Segment Open

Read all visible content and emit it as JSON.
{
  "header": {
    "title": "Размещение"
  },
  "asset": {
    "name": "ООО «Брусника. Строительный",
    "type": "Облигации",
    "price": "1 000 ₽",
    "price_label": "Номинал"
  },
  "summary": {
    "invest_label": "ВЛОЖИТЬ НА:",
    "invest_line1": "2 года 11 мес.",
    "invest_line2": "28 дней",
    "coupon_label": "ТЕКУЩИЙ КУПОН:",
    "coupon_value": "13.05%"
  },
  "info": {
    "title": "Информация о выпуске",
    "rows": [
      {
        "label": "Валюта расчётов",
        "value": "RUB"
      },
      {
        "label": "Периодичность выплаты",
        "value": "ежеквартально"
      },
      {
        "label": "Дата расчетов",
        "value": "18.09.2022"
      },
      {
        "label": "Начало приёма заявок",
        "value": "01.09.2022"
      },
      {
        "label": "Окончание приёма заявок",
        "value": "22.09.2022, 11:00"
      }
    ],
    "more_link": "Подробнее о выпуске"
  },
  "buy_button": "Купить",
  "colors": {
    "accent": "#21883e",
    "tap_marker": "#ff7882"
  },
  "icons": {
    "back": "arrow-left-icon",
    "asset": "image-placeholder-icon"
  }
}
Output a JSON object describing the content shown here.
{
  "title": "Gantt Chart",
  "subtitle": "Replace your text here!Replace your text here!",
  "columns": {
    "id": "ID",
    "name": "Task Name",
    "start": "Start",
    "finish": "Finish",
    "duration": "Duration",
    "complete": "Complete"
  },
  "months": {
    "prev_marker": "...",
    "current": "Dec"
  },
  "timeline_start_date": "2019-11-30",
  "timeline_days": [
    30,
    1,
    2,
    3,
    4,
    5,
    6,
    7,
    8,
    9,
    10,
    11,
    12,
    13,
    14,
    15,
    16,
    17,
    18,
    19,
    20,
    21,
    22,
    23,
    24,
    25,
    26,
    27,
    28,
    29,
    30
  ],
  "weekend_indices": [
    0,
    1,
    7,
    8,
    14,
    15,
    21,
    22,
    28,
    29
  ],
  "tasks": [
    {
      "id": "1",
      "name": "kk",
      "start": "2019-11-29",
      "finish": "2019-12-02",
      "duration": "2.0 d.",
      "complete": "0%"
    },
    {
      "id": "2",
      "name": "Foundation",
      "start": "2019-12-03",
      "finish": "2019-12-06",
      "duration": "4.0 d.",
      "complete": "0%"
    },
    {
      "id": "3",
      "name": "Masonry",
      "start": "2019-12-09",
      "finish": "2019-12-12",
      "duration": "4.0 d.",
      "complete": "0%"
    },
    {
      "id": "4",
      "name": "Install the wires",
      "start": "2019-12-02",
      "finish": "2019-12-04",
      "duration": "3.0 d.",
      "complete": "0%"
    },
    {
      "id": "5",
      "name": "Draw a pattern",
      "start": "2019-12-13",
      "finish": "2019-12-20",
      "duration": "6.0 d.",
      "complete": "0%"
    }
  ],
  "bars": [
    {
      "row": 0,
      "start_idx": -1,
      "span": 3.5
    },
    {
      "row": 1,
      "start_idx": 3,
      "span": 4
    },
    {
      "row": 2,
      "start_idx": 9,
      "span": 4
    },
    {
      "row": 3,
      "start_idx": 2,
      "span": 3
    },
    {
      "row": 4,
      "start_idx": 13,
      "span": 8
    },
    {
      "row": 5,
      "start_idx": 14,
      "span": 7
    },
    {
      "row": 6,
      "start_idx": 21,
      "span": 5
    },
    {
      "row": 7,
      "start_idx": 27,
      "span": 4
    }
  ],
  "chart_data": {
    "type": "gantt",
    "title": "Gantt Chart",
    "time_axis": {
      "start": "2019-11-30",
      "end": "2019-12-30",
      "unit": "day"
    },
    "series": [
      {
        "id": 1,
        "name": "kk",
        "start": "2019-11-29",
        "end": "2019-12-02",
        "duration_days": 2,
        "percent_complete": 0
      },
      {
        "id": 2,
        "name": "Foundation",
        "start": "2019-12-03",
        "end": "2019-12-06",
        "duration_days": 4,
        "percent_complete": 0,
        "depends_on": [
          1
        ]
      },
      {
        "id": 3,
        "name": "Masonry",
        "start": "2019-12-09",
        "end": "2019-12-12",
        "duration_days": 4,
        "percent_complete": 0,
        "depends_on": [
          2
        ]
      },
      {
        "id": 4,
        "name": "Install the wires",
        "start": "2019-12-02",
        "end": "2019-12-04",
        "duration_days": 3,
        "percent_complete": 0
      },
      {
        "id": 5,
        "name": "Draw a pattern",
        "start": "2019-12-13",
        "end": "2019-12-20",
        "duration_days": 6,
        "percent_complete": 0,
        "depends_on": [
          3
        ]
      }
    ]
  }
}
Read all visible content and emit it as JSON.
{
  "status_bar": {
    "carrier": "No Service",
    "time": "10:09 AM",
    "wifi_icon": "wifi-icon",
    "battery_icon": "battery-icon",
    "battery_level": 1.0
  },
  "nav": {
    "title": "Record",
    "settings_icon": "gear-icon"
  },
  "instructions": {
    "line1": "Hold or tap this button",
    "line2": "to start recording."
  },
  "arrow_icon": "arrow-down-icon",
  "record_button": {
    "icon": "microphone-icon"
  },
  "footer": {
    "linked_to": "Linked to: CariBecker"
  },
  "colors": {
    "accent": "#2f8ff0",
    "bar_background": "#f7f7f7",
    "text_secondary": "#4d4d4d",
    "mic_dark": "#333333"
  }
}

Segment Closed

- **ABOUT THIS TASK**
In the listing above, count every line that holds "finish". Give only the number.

- **SOLUTION**
6